GIVEN INFORMATION
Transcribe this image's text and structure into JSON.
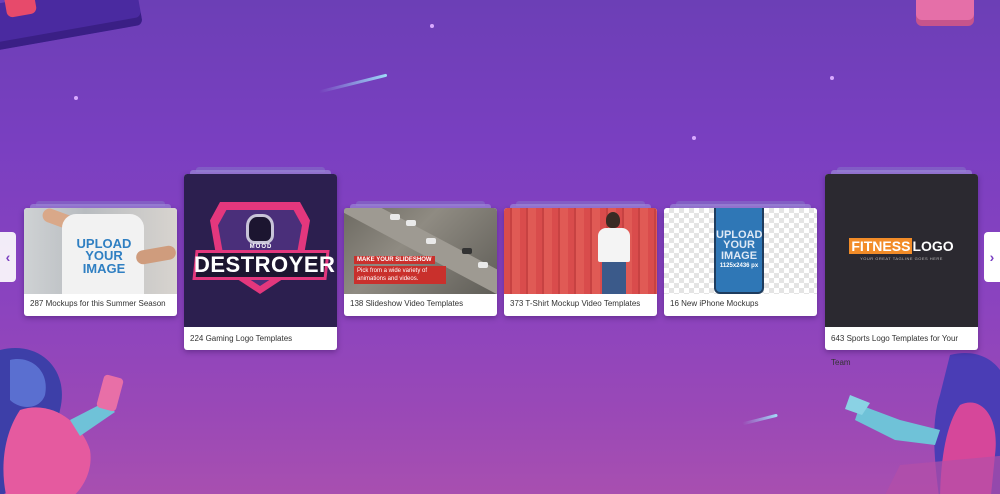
{
  "carousel": {
    "prev_label": "‹",
    "next_label": "›",
    "cards": [
      {
        "label": "287 Mockups for this Summer Season",
        "thumb_text": "UPLOAD YOUR IMAGE"
      },
      {
        "label": "224 Gaming Logo Templates",
        "thumb_text": "DESTROYER",
        "thumb_sub": "MOOD"
      },
      {
        "label": "138 Slideshow Video Templates",
        "thumb_text": "MAKE YOUR SLIDESHOW",
        "thumb_sub": "Pick from a wide variety of animations and videos."
      },
      {
        "label": "373 T-Shirt Mockup Video Templates"
      },
      {
        "label": "16 New iPhone Mockups",
        "thumb_text": "UPLOAD YOUR IMAGE",
        "thumb_sub": "1125x2436 px"
      },
      {
        "label": "643 Sports Logo Templates for Your Team",
        "thumb_text_a": "FITNESS",
        "thumb_text_b": "LOGO",
        "thumb_sub": "YOUR GREAT TAGLINE GOES HERE"
      }
    ]
  },
  "colors": {
    "background_top": "#6c3fb6",
    "background_bottom": "#a84fb0",
    "accent_pink": "#e3377d",
    "accent_orange": "#f28c28"
  },
  "icons": {
    "prev": "chevron-left-icon",
    "next": "chevron-right-icon"
  }
}
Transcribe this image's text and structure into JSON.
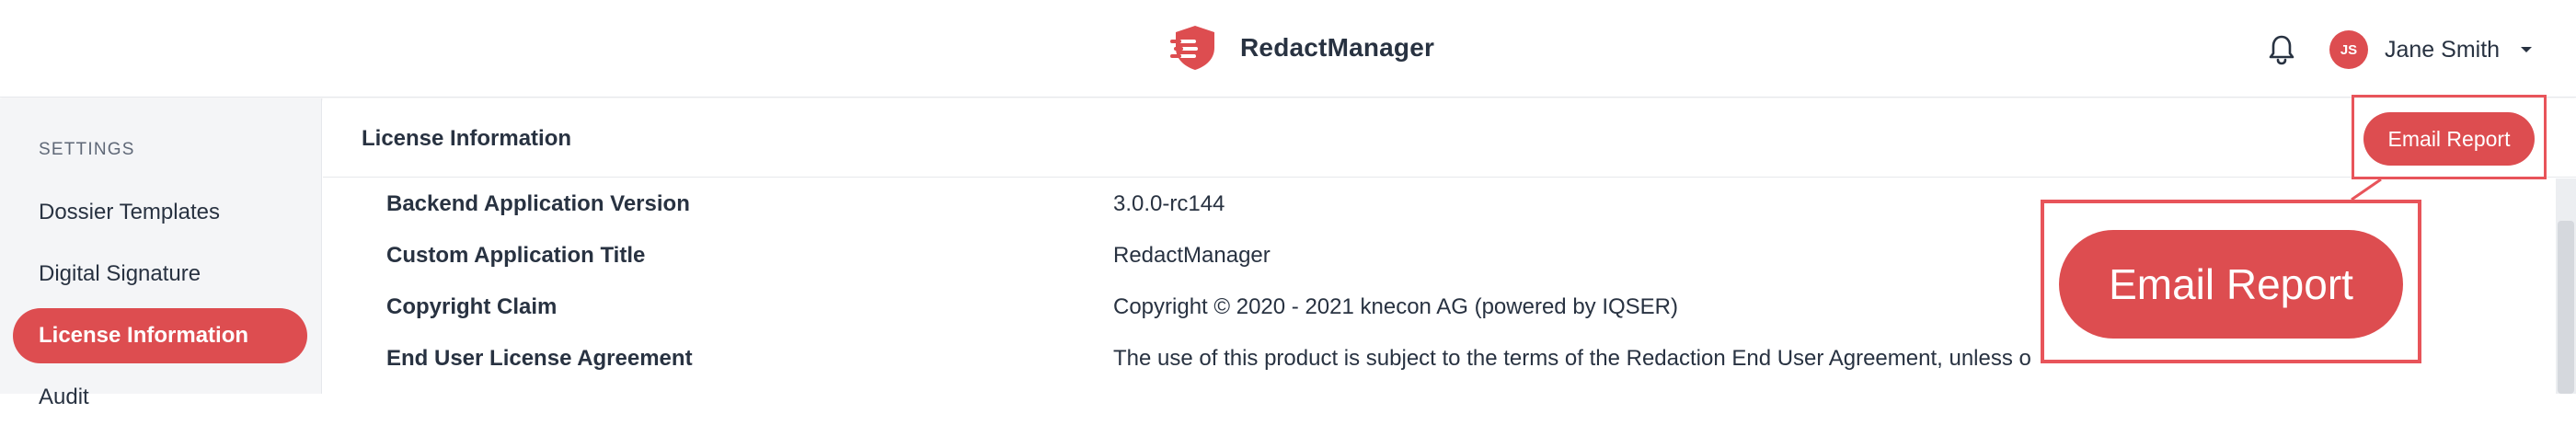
{
  "header": {
    "app_name": "RedactManager",
    "user": {
      "initials": "JS",
      "name": "Jane Smith"
    }
  },
  "sidebar": {
    "heading": "SETTINGS",
    "items": [
      {
        "label": "Dossier Templates",
        "active": false
      },
      {
        "label": "Digital Signature",
        "active": false
      },
      {
        "label": "License Information",
        "active": true
      },
      {
        "label": "Audit",
        "active": false
      }
    ]
  },
  "main": {
    "title": "License Information",
    "email_button": "Email Report",
    "rows": [
      {
        "label": "Backend Application Version",
        "value": "3.0.0-rc144"
      },
      {
        "label": "Custom Application Title",
        "value": "RedactManager"
      },
      {
        "label": "Copyright Claim",
        "value": "Copyright © 2020 - 2021 knecon AG (powered by IQSER)"
      },
      {
        "label": "End User License Agreement",
        "value": "The use of this product is subject to the terms of the Redaction End User Agreement, unless o"
      }
    ]
  },
  "zoom": {
    "label": "Email Report"
  },
  "colors": {
    "accent": "#dd4d50",
    "highlight": "#e8545a",
    "text": "#283241",
    "sidebar_bg": "#f4f5f7"
  },
  "icons": {
    "brand": "shield-logo-icon",
    "notifications": "bell-icon",
    "user_menu": "caret-down-icon"
  }
}
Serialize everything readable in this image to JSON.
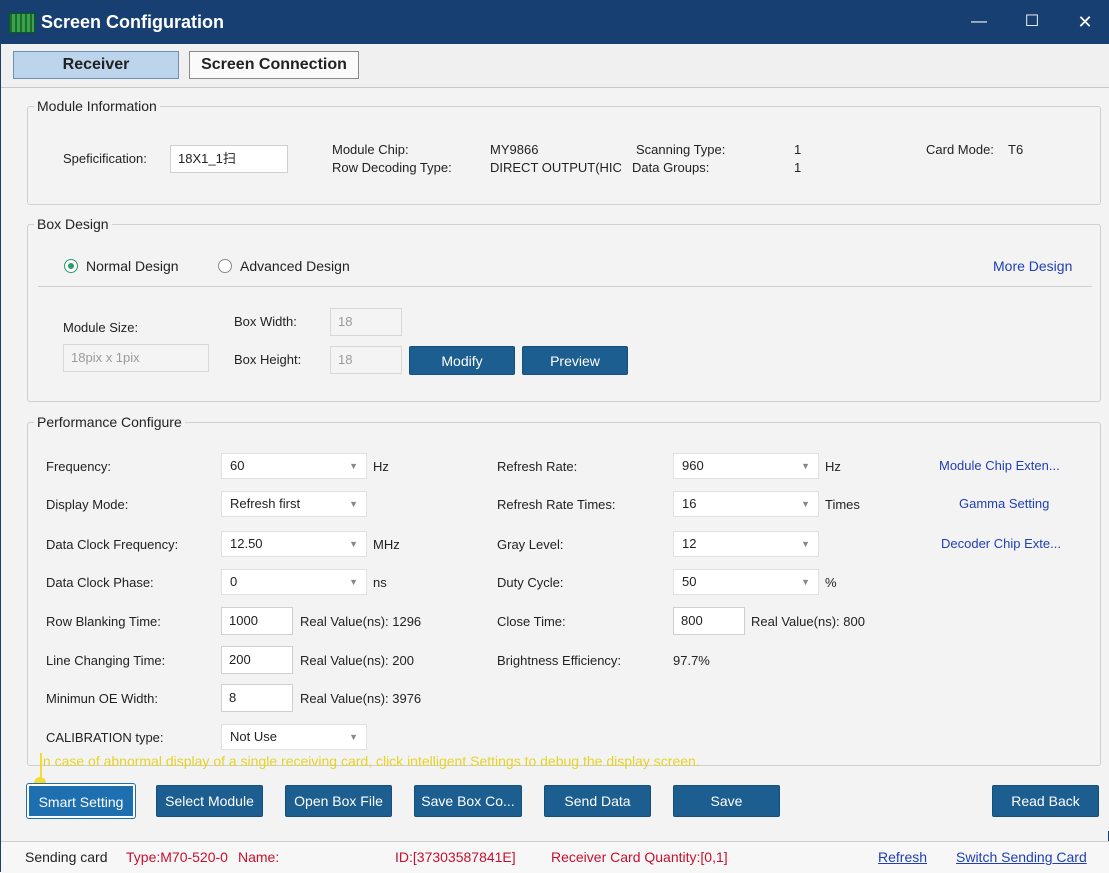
{
  "window": {
    "title": "Screen Configuration",
    "min": "—",
    "max": "☐",
    "close": "✕"
  },
  "tabs": {
    "receiver": "Receiver",
    "screen_connection": "Screen Connection"
  },
  "module_info": {
    "legend": "Module Information",
    "spec_label": "Speficification:",
    "spec_value": "18X1_1扫",
    "chip_label": "Module Chip:",
    "chip_value": "MY9866",
    "row_decoding_label": "Row Decoding Type:",
    "row_decoding_value": "DIRECT OUTPUT(HIC",
    "scanning_label": "Scanning Type:",
    "scanning_value": "1",
    "data_groups_label": "Data Groups:",
    "data_groups_value": "1",
    "card_mode_label": "Card Mode:",
    "card_mode_value": "T6"
  },
  "box_design": {
    "legend": "Box Design",
    "normal": "Normal Design",
    "advanced": "Advanced Design",
    "more": "More Design",
    "module_size_label": "Module Size:",
    "module_size_value": "18pix x 1pix",
    "box_width_label": "Box Width:",
    "box_width_value": "18",
    "box_height_label": "Box Height:",
    "box_height_value": "18",
    "modify": "Modify",
    "preview": "Preview"
  },
  "performance": {
    "legend": "Performance Configure",
    "frequency_label": "Frequency:",
    "frequency_value": "60",
    "frequency_unit": "Hz",
    "display_mode_label": "Display Mode:",
    "display_mode_value": "Refresh first",
    "data_clock_freq_label": "Data Clock Frequency:",
    "data_clock_freq_value": "12.50",
    "data_clock_freq_unit": "MHz",
    "data_clock_phase_label": "Data Clock Phase:",
    "data_clock_phase_value": "0",
    "data_clock_phase_unit": "ns",
    "row_blanking_label": "Row Blanking Time:",
    "row_blanking_value": "1000",
    "row_blanking_real": "Real Value(ns): 1296",
    "line_changing_label": "Line Changing Time:",
    "line_changing_value": "200",
    "line_changing_real": "Real Value(ns): 200",
    "min_oe_label": "Minimun OE Width:",
    "min_oe_value": "8",
    "min_oe_real": "Real Value(ns): 3976",
    "calibration_label": "CALIBRATION type:",
    "calibration_value": "Not Use",
    "refresh_rate_label": "Refresh Rate:",
    "refresh_rate_value": "960",
    "refresh_rate_unit": "Hz",
    "refresh_times_label": "Refresh Rate Times:",
    "refresh_times_value": "16",
    "refresh_times_unit": "Times",
    "gray_level_label": "Gray Level:",
    "gray_level_value": "12",
    "duty_cycle_label": "Duty Cycle:",
    "duty_cycle_value": "50",
    "duty_cycle_unit": "%",
    "close_time_label": "Close Time:",
    "close_time_value": "800",
    "close_time_real": "Real Value(ns): 800",
    "brightness_label": "Brightness Efficiency:",
    "brightness_value": "97.7%",
    "link_module_chip": "Module Chip Exten...",
    "link_gamma": "Gamma Setting",
    "link_decoder_chip": "Decoder Chip Exte..."
  },
  "tip": "In case of abnormal display of a single receiving card, click intelligent Settings to debug the display screen.",
  "buttons": {
    "smart_setting": "Smart Setting",
    "select_module": "Select Module",
    "open_box_file": "Open Box File",
    "save_box_config": "Save Box Co...",
    "send_data": "Send Data",
    "save": "Save",
    "read_back": "Read Back"
  },
  "status": {
    "sending_card": "Sending card",
    "type": "Type:M70-520-0",
    "name": "Name:",
    "id": "ID:[37303587841E]",
    "receiver_qty": "Receiver Card Quantity:[0,1]",
    "refresh": "Refresh",
    "switch": "Switch Sending Card"
  },
  "colors": {
    "title_bar": "#183f71",
    "button": "#1c5e8f",
    "link": "#1f3fb5",
    "tip": "#e6d32a",
    "status_red": "#c8102e"
  }
}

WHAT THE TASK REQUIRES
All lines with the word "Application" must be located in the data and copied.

TASK OUTPUT
        "label": "Backend Application Version",
        "label": "Custom Application Title",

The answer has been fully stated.